Surprisingly 9.1.0 is a bit snappier. That was pleasant. But I tried importing that file I was working on… and well, the experience was no better than using the full CS3 Acrobat:
Maybe this is all Preview’s fault. You know, you and Apple, you don’t always see eye to eye, what if I just use Reader end-to-end?
Oh wait, I get this:
Well, at least that dialog is not 751 pixels wide like this one:
So preview lets me save the file with the text in it, but Reader doesn’t, Reader 9.1 and Acrobat CS3 both have this disappearing form text problem, maybe it’s the source PDF, maybe it’s whatever.
I do this like once a millenium, so it’s not like I care. I think it’s mostly funny. And and bit of Fail! And borderline frustrating when I support others that blame my systems for things like this 🙂
So it’s 2-thousand-freaking-9 right?
So I have to fill out a position description / banding form for the University. As a nice change from the last time I did this a few years back, it’s a “form fillable” PDF file. (or whatever the term is, it’s not like I do much desktop stuff anymore.). Instead of a word doc, thank goodness.
I’m thinking “sweet”. I know at one time, form-fillable PDF’s couldn’t be saved with the text in them from Preview on the Macintosh, but I know they can now. Awesome.
So I crank up Preview, fill my text in, and get to a signature line. Doh! The last thing I want to do is print it out, sign it, scan it, convert back to PDF. Sigh. I can just scan my signature, I need that anyway. Put the scanned image into Preview right?
Well, I own a copy of the CS3 suite, so I have a somewhat backdated version of Acrobat, but I figure “hey, I’ll open that filled in PDF in Acrobat, and just paste my signature in. I bet Acrobat will allow it”
And yes, Acrobat does. Cool.
Only, all… my…. text…. is…. gone. Damnit!
But no it’s not, if I click in the field – it’s there! WHAT?!?
Sigh. So I saved it with the image, opened in preview, text was there, emailed it to my colleague, text wasn’t there. SIGH. I then opened in Preview, “Printed to PDF” to get something that can be sent back over.
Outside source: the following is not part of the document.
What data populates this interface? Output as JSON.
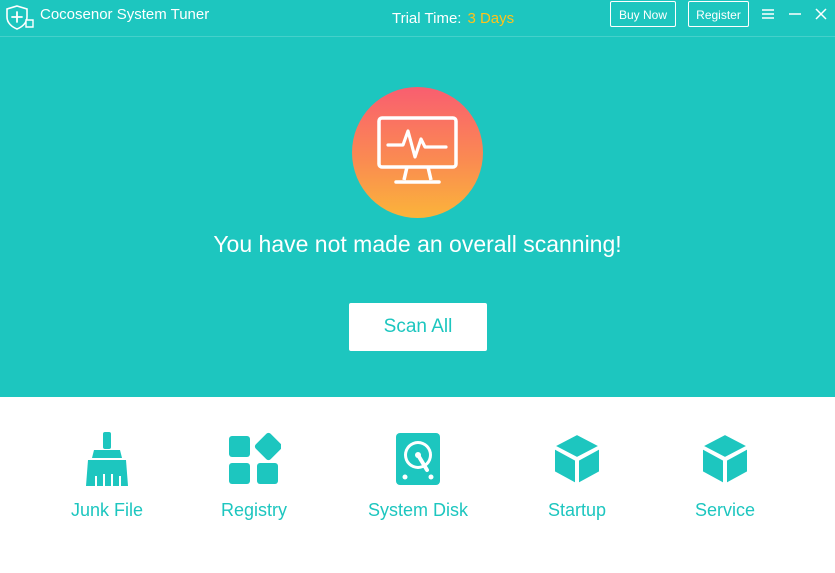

In retrospect, I should have just faxed it to myself, signed it, scanned it, and faxed it back to myself. The RIAA’s aversion to digital media and workflow has NOTHING on the enterprise apps from Adobe, et. al.
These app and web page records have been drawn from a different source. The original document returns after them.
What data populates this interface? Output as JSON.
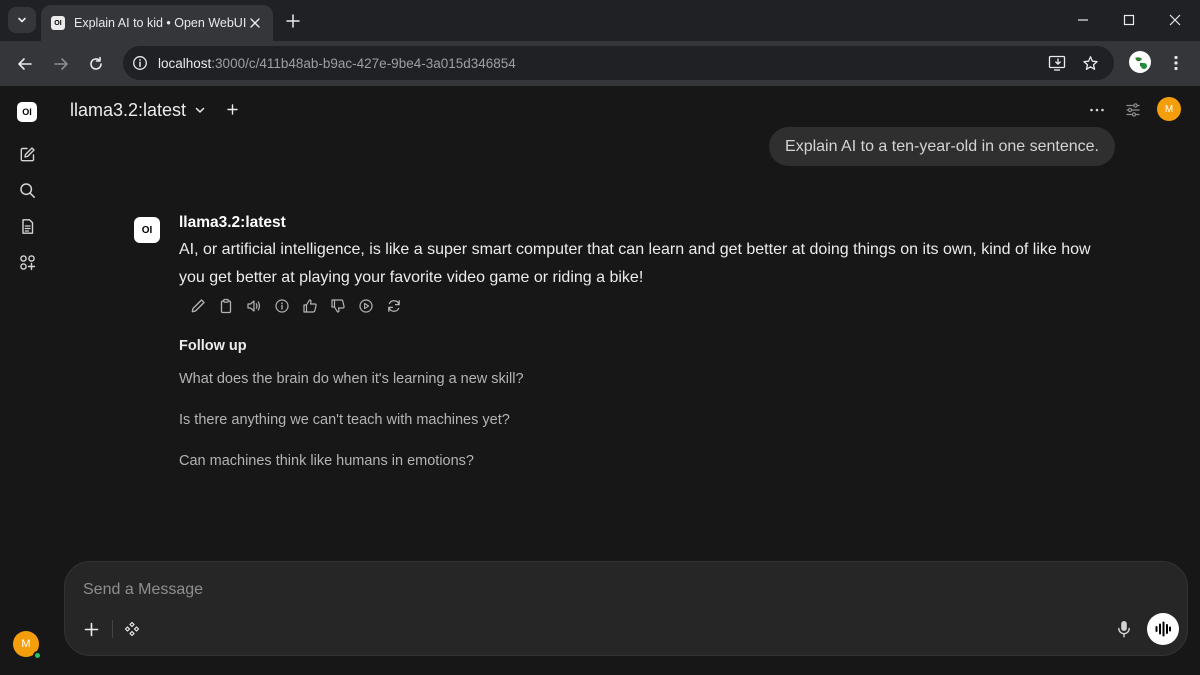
{
  "browser": {
    "tab_title": "Explain AI to kid • Open WebUI",
    "tab_favicon": "OI",
    "url_host": "localhost",
    "url_path": ":3000/c/411b48ab-b9ac-427e-9be4-3a015d346854"
  },
  "sidebar": {
    "logo": "OI",
    "items": [
      {
        "name": "new-chat",
        "icon": "pencil-square-icon"
      },
      {
        "name": "search",
        "icon": "search-icon"
      },
      {
        "name": "notes",
        "icon": "notes-icon"
      },
      {
        "name": "workspace",
        "icon": "apps-icon"
      }
    ],
    "user_initial": "M"
  },
  "header": {
    "model": "llama3.2:latest",
    "user_initial": "M"
  },
  "chat": {
    "user_message": "Explain AI to a ten-year-old in one sentence.",
    "assistant_logo": "OI",
    "assistant_name": "llama3.2:latest",
    "assistant_message": "AI, or artificial intelligence, is like a super smart computer that can learn and get better at doing things on its own, kind of like how you get better at playing your favorite video game or riding a bike!",
    "actions": [
      "edit-icon",
      "copy-icon",
      "read-aloud-icon",
      "info-icon",
      "thumbs-up-icon",
      "thumbs-down-icon",
      "continue-icon",
      "regenerate-icon"
    ],
    "followup_title": "Follow up",
    "followups": [
      "What does the brain do when it's learning a new skill?",
      "Is there anything we can't teach with machines yet?",
      "Can machines think like humans in emotions?"
    ]
  },
  "composer": {
    "placeholder": "Send a Message"
  },
  "colors": {
    "background": "#171717",
    "avatar": "#f59e0b",
    "online": "#22c55e"
  }
}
It starts with a normal chase:
Winston closes in:
They head into the turn:
Truman stretches for all he’s worth:
Truman gets a little wide-eyed, problem in the rear suspension?
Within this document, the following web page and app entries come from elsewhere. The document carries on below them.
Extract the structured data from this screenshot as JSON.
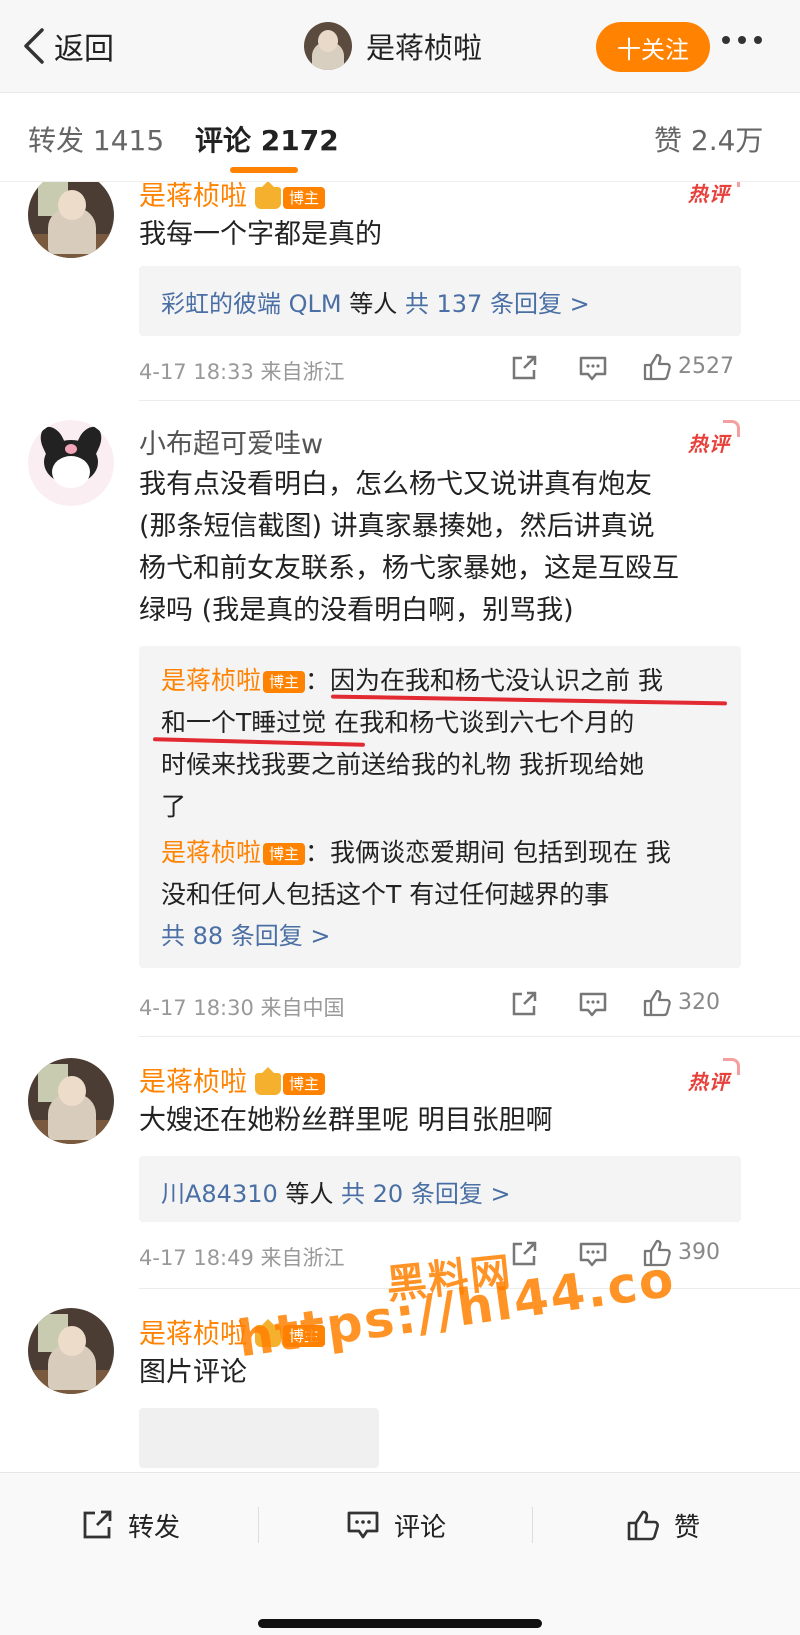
{
  "nav": {
    "back_label": "返回",
    "title": "是蒋桢啦",
    "follow_label": "十关注"
  },
  "tabs": {
    "repost": "转发 1415",
    "comment": "评论 2172",
    "like": "赞 2.4万"
  },
  "comments": [
    {
      "username": "是蒋桢啦",
      "host_badge": "博主",
      "hot_tag": "热评",
      "text": "我每一个字都是真的",
      "reply_summary_who": "彩虹的彼端 QLM",
      "reply_summary_plain": " 等人 ",
      "reply_summary_count": "共 137 条回复 >",
      "meta": "4-17 18:33  来自浙江",
      "likes": "2527"
    },
    {
      "username": "小布超可爱哇w",
      "hot_tag": "热评",
      "text_lines": [
        "我有点没看明白，怎么杨弋又说讲真有炮友",
        "(那条短信截图) 讲真家暴揍她，然后讲真说",
        "杨弋和前女友联系，杨弋家暴她，这是互殴互",
        "绿吗 (我是真的没看明白啊，别骂我)"
      ],
      "reply1_name": "是蒋桢啦",
      "reply1_badge": "博主",
      "reply1_lines": [
        "：因为在我和杨弋没认识之前 我",
        "和一个T睡过觉 在我和杨弋谈到六七个月的",
        "时候来找我要之前送给我的礼物 我折现给她",
        "了"
      ],
      "reply2_name": "是蒋桢啦",
      "reply2_badge": "博主",
      "reply2_lines": [
        "：我俩谈恋爱期间 包括到现在 我",
        "没和任何人包括这个T 有过任何越界的事"
      ],
      "reply_more": "共 88 条回复 >",
      "meta": "4-17 18:30  来自中国",
      "likes": "320"
    },
    {
      "username": "是蒋桢啦",
      "host_badge": "博主",
      "hot_tag": "热评",
      "text": "大嫂还在她粉丝群里呢 明目张胆啊",
      "reply_summary_who": "川A84310",
      "reply_summary_plain": " 等人 ",
      "reply_summary_count": "共 20 条回复 >",
      "meta": "4-17 18:49  来自浙江",
      "likes": "390"
    },
    {
      "username": "是蒋桢啦",
      "host_badge": "博主",
      "text": "图片评论"
    }
  ],
  "watermark": {
    "line1": "黑料网",
    "line2": "https://hl44.co"
  },
  "bottom": {
    "repost": "转发",
    "comment": "评论",
    "like": "赞"
  },
  "colors": {
    "accent": "#ff8200",
    "link": "#4a6fa5",
    "hot": "#e8403a",
    "annotation": "#e22a32"
  }
}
And finally the camera realizes why:
Let’s get a close up on that shall we?
Yep, a little problem in the tail there.
Hey, it’s monday, but you can always use a smile.
So, after a few-years-flirtation with fame and fortune and plastic dinosaurs running their own domain has come to an end, and the dinosaurs are back here, to their original home on the web – because, well, they brighten up the place. And who wants to type “conversationswithplasticdinosaurs.com” anyway? (ok, so I know you don’t type it, but I did on the iPhone once, and that was quite enough).
So – update your links to all your favorites and remember:
Parody, satire, and humor are core values to the human experience.
And so are dinosaurs.
(man, this intro so needs theme music)
Actually the dinosaurs exist to give me an outlet to be marginally funny.
The key word is “marginally”
A big thanks to Ben MacNeill for the initial gift of the dinosaurs. And for James for making me register the domain name before he did and became a domain squatter and making me go to some group of lawyers with legal pads and labeled folders to take it back from him. [Ed. – yes I copied this from the old site. I said “marginally funny”]
And thanks to organizations everywhere (including mine) and all the content running over the series of tubes we call the Internet for the ongoing inspiration. You guys rock!
(whoops, wrong ending credits – we’ll get that corrected shortly)
I’m trying to slowly work through several years of photos and get them uploaded – when I came across this candid snapshot of my laptop relaxing in the chair a few years back.
Interesting reading – who knew that’s what Macs do when relaxing?